Freude G, Ullsperger P, Eggert S, Ruppe I. Effects of microwaves emitted by cellular phones on human slow brain potentials. Bioelectromagnetics 1998;19:384-7.
Jalaluddin WM, Mat Jusoh N, Ali Basahai IA, Abdullah MS, Abdul Karim AH, Gazali AK. Normalised MRI volumetry of the hippocampus among normal Malay children and adolescents. Malays J Med Sci 2013;20:31-8.
Volkow ND, Tomasi D, Wang GJ, Vaska P, Fowler JS, Telang F, et al. Effects of cell phone radiofrequency signal exposure on brain glucose metabolism. JAMA 2011;305:808-13.

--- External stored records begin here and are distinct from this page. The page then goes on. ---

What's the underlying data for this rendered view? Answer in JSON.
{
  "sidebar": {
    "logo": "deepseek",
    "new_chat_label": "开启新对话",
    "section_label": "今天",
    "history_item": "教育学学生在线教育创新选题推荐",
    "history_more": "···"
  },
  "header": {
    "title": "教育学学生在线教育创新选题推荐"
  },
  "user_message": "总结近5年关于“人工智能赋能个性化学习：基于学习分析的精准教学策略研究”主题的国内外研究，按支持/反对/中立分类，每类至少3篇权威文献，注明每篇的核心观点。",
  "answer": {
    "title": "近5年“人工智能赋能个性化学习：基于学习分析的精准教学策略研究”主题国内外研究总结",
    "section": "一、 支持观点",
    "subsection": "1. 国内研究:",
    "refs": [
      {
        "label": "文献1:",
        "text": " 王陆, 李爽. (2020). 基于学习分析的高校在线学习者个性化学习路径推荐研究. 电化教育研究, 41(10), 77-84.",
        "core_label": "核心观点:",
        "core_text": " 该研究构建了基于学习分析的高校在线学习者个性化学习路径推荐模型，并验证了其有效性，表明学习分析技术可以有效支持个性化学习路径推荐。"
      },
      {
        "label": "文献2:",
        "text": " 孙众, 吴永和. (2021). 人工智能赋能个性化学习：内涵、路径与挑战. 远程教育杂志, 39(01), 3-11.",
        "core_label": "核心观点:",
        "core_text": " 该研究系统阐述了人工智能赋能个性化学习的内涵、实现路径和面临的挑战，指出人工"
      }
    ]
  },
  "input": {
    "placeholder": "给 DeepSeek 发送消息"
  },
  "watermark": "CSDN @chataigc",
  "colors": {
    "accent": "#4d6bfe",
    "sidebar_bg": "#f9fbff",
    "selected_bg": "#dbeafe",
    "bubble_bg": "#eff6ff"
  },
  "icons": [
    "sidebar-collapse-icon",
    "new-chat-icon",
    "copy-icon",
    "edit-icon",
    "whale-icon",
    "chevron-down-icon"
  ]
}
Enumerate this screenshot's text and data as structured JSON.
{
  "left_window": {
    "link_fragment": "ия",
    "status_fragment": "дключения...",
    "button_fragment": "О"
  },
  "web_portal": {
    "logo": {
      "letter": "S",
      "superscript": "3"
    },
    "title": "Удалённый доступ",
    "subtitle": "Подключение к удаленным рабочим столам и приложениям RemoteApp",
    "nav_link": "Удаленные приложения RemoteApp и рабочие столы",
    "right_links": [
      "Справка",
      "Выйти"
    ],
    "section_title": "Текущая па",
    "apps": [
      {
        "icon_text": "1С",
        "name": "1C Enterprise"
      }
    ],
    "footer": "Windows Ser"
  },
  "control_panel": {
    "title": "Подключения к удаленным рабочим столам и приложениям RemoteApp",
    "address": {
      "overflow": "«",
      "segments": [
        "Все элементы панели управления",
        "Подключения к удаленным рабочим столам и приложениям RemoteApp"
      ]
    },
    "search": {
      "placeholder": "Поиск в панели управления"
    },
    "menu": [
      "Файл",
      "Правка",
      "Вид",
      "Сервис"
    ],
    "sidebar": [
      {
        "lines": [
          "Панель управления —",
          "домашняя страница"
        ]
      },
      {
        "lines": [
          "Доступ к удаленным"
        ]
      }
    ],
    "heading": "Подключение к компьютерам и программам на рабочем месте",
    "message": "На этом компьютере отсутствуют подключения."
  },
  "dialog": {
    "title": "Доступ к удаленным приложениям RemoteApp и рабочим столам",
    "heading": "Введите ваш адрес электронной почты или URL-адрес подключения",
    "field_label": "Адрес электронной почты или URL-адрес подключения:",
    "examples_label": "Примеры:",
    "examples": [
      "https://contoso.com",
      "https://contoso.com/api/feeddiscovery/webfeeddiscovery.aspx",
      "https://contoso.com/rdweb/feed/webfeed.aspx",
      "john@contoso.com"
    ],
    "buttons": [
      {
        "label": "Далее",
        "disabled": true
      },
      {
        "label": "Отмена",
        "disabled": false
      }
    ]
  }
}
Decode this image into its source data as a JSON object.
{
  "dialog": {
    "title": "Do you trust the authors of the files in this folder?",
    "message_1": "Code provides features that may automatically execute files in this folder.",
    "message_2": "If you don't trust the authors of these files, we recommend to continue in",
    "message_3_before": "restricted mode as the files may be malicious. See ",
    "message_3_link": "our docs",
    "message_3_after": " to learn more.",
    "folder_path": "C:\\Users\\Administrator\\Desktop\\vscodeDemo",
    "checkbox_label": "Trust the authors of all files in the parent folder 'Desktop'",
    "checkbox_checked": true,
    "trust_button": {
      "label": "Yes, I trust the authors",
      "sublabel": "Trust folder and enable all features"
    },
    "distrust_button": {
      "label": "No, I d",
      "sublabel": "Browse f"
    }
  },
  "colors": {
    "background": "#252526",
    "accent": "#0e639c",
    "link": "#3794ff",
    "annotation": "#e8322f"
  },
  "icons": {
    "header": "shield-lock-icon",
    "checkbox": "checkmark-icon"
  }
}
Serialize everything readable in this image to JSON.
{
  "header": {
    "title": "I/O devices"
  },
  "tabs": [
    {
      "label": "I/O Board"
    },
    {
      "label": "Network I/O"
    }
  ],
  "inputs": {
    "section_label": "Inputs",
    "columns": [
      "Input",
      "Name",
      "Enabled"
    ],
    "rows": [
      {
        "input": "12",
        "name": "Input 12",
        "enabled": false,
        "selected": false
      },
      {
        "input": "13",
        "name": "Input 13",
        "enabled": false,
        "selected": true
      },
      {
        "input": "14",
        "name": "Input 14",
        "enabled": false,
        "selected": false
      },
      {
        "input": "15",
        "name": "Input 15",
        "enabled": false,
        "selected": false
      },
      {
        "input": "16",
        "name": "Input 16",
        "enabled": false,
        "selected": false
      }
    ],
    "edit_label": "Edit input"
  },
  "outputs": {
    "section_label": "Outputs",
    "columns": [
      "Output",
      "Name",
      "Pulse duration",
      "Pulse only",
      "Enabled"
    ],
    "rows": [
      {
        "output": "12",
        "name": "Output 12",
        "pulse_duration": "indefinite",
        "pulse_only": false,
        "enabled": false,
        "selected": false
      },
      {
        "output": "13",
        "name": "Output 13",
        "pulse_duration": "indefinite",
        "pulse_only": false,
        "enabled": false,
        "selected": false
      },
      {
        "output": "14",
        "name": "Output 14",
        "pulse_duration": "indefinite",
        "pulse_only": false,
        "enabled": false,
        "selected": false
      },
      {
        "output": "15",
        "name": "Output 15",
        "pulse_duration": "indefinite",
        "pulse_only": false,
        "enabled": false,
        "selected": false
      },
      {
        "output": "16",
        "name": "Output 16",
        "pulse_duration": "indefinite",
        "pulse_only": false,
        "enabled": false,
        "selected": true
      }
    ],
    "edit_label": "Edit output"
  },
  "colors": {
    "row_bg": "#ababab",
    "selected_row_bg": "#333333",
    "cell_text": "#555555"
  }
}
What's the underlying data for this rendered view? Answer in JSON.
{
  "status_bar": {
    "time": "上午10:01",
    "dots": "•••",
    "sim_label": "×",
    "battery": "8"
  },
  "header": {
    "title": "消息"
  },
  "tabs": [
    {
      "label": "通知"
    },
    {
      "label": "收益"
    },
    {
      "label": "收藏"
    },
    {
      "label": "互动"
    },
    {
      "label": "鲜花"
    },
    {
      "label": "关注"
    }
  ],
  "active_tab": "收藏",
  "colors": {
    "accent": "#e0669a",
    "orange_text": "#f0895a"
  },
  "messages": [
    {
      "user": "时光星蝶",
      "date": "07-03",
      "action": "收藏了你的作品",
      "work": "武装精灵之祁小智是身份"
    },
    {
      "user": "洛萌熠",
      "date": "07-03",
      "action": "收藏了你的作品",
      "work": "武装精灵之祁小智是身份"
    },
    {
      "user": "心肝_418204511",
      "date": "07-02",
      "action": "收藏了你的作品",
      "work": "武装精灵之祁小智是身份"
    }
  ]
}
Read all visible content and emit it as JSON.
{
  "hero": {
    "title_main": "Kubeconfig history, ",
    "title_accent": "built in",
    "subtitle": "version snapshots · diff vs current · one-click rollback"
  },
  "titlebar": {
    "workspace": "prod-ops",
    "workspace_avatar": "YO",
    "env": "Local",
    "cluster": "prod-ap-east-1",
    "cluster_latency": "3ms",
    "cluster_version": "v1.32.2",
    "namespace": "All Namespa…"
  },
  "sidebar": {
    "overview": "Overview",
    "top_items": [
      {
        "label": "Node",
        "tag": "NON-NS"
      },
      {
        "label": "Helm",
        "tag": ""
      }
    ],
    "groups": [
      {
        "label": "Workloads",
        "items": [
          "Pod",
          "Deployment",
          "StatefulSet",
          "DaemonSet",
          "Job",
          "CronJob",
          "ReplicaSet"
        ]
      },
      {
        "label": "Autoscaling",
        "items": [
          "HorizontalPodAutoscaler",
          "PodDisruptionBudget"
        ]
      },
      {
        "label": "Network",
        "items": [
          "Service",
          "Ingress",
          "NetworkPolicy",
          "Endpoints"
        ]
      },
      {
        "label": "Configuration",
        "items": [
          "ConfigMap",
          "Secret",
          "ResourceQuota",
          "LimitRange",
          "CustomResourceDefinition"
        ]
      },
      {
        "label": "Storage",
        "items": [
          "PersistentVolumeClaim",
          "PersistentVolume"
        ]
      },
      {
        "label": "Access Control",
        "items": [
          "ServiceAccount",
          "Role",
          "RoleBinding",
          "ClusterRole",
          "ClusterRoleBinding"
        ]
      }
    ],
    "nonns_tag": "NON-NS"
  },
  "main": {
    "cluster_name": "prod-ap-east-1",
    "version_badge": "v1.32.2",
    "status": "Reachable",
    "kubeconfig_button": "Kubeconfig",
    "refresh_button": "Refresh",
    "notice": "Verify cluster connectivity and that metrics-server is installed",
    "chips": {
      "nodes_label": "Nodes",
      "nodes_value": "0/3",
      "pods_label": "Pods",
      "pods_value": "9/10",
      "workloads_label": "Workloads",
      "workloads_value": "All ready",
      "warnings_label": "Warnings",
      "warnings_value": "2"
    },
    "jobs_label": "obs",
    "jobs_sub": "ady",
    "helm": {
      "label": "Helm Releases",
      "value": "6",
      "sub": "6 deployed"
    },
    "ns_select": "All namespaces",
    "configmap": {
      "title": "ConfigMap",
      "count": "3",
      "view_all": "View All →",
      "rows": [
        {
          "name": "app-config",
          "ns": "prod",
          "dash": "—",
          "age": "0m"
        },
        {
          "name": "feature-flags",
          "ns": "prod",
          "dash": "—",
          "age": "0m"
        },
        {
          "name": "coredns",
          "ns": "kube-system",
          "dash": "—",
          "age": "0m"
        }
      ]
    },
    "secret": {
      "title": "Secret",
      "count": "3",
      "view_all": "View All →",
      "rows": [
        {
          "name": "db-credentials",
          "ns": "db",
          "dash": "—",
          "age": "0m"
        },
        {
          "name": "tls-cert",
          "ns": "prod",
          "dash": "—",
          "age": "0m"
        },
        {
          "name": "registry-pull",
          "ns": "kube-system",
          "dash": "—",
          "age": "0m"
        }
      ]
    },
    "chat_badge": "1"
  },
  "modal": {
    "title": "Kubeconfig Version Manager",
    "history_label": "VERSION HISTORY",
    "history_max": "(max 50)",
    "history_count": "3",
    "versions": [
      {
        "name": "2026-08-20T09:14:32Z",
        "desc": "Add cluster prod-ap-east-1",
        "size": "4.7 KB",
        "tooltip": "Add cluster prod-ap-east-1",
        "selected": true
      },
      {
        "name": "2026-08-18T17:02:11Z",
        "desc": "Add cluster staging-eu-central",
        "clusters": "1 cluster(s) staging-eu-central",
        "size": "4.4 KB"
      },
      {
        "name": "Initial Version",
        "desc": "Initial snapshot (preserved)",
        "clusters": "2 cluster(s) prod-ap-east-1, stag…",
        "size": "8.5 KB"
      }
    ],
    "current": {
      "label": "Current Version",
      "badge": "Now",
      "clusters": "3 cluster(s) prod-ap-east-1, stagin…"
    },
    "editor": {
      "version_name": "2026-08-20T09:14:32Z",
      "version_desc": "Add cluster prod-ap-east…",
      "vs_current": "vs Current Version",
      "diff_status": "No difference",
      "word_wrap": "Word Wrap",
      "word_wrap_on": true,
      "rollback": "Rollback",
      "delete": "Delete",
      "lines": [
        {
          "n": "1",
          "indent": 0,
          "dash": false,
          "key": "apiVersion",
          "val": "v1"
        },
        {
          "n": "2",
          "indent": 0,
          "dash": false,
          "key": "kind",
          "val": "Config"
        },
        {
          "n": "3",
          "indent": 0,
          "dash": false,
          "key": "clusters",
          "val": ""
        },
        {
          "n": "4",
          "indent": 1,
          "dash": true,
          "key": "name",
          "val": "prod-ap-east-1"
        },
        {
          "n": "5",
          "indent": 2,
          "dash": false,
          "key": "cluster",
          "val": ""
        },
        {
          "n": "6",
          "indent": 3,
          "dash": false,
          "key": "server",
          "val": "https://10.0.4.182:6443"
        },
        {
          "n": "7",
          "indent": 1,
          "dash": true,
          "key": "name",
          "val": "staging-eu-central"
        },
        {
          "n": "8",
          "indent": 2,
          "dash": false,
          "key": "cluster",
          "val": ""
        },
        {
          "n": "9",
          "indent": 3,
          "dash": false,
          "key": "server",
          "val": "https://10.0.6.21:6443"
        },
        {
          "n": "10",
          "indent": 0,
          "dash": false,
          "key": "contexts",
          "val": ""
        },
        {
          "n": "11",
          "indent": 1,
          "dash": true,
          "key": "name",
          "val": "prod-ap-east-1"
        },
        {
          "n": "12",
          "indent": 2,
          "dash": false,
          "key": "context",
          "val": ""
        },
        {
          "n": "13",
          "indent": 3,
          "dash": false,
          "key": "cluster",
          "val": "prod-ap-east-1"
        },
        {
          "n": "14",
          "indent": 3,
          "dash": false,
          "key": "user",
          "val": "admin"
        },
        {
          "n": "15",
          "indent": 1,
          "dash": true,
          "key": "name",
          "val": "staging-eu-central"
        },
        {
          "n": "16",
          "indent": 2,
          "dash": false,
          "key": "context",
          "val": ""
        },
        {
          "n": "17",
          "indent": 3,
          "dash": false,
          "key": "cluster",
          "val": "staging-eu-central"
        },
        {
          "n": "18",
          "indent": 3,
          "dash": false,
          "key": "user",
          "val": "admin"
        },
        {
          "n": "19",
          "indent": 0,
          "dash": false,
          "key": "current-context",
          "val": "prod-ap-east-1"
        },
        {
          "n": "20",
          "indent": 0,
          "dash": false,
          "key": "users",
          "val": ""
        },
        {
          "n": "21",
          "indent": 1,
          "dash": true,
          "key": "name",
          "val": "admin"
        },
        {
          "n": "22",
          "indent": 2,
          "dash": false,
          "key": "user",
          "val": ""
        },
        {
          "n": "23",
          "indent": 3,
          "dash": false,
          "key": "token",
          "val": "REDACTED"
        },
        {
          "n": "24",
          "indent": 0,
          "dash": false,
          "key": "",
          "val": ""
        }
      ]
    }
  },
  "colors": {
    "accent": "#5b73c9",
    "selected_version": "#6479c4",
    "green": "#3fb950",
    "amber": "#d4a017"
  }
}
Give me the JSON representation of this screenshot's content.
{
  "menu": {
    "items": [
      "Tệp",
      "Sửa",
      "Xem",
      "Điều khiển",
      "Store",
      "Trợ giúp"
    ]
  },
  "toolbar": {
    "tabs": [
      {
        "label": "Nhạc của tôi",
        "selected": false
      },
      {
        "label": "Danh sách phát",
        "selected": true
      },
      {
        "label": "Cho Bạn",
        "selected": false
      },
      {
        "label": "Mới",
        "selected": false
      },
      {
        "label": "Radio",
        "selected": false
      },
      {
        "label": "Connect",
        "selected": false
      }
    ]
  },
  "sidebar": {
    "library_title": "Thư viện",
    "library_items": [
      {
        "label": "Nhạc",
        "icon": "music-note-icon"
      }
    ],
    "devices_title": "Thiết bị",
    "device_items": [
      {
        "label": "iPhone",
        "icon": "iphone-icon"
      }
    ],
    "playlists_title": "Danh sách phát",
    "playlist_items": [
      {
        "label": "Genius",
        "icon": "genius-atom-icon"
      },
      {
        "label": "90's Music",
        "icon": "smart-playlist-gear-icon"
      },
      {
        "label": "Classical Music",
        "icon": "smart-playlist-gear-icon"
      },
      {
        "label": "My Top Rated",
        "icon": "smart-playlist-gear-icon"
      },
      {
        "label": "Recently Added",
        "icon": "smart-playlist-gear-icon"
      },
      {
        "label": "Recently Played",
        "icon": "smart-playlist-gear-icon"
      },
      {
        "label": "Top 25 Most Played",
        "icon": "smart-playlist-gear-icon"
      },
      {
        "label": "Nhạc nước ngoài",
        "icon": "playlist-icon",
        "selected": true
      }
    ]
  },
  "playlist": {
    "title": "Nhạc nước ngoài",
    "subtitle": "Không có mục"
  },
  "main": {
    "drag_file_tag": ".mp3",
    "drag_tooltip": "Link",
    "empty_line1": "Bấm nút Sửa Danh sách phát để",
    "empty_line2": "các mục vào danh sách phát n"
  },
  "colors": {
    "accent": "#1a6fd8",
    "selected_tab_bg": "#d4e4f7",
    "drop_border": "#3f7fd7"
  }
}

Aalto S, Haarala C, Brück A, Sipilä H, Hämäläinen H, Rinne JO. Mobile phone affects cerebral blood flow in humans. J Cereb Blood Flow Metab 2006;26:885-90.
Haarala C, Bjornberg L, Ek M, Laine M, Revonsuo A, Koivisto M, et al. Effect of a 902 MHz electromagnetic field emitted by mobile phones on human cognitive function: a replication study. Bioelectromagnetics 2003;24:283-8.
Verrender A, Loughran SP, Dalecki A, McKenzie R, Croft RJ. Pulse modulated radiofrequency exposure influences cognitive performance. Int J Radiat Biol 2016;92:603-10.
Koivisto M, Krause CM, Revonsuo A, Laine M, Hamalainen H. The effects of electromagnetic field emitted by GSM phones on working memory. Neuroreport 2000;11:1641-3.
Krause CM, Haarala C, Sillanmaki L, Koivisto M, Alanko K, Revonsuo A, et al. Effects of electromagnetic field emitted by cellular phones on the EEG during an auditory memory task: a double blind replication study. Bioelectromagnetics 2004;25:33-40.
Wang Y, Zou Z, Song H, Xu X, Wang H, d’Oleire Uquillas F, et al. Altered gray matter volume and white matter integrity in college students with mobile phone dependence. Front Psychol 2016;7:597.
Schoeni A, Roser K, Röösli M. Symptoms and cognitive functions in adolescents in relation to mobile phone use during night. PLoS One 2015;10:0133528.
Movvahedi MM, Tavakkoli-Golpayegani A, Mortazavi SA, Haghani M, Razi Z, Shojaie-Fard MB, et al. Does exposure to GSM 900 MHz mobile phone radiation affect short-term memory of elementary school students. J Pediatr Neurosci 2014;9:121-4.
] [Full text]
Dokumacı DŞ, Doğan F, Yıldırım A, Boyacı FN, Bozdoğan E, Koca B. Brain metabolite alterations in Eisenmenger syndrome: evaluation with MR proton spectroscopy. Eur J Radiol 2017;86:70-5.
Legros A, Modolo J, Brown S, Roberston J, Thomas AW. Effects of a 60 Hz magnetic field exposure up to 3000 µT on human brain activation as measured by functional magnetic resonance imaging. PLoS One 2015;10:e0132024.
Mortazavi SM, Atefi M, Kholghi F. The pattern of mobile phone use and prevalence of self-reported symptoms in elementary and junior high school students in Shiraz, Iran. Iran J Med Sci 2011;36:96-103.
[Figure 1], [Figure 2], [Figure 3]
[Table 1], [Table 2]